▸ **TASK INSTRUCTIONS**:
Copy out the entries that follow. Leave none out.

▸ **EXTRACTED MATERIAL**:
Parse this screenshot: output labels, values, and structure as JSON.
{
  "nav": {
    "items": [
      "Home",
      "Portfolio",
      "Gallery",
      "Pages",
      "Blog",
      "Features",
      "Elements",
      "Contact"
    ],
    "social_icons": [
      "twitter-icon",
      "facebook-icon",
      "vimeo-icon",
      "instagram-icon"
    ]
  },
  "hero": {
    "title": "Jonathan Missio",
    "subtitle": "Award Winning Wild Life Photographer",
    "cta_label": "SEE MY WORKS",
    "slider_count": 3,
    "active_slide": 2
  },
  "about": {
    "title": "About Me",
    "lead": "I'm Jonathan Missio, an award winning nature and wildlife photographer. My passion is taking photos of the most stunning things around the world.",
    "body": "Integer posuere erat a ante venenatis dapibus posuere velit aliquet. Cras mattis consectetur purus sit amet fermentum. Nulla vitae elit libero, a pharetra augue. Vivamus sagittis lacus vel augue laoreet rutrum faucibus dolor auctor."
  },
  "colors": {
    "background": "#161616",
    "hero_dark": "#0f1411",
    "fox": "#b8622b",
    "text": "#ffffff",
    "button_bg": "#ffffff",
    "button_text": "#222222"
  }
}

▸ **TASK OUTPUT**:
Parse this screenshot: output labels, values, and structure as JSON.
{
  "nav": {
    "items": [
      "Home",
      "Portfolio",
      "Gallery",
      "Pages",
      "Blog",
      "Features",
      "Elements",
      "Contact"
    ],
    "social_icons": [
      "twitter-icon",
      "facebook-icon",
      "vimeo-icon",
      "instagram-icon"
    ]
  },
  "hero": {
    "title": "Jonathan Missio",
    "subtitle": "Award Winning Wild Life Photographer",
    "cta_label": "SEE MY WORKS",
    "slider_count": 3,
    "active_slide": 2
  },
  "about": {
    "title": "About Me",
    "lead": "I'm Jonathan Missio, an award winning nature and wildlife photographer. My passion is taking photos of the most stunning things around the world.",
    "body": "Integer posuere erat a ante venenatis dapibus posuere velit aliquet. Cras mattis consectetur purus sit amet fermentum. Nulla vitae elit libero, a pharetra augue. Vivamus sagittis lacus vel augue laoreet rutrum faucibus dolor auctor."
  },
  "colors": {
    "background": "#161616",
    "hero_dark": "#0f1411",
    "fox": "#b8622b",
    "text": "#ffffff",
    "button_bg": "#ffffff",
    "button_text": "#222222"
  }
}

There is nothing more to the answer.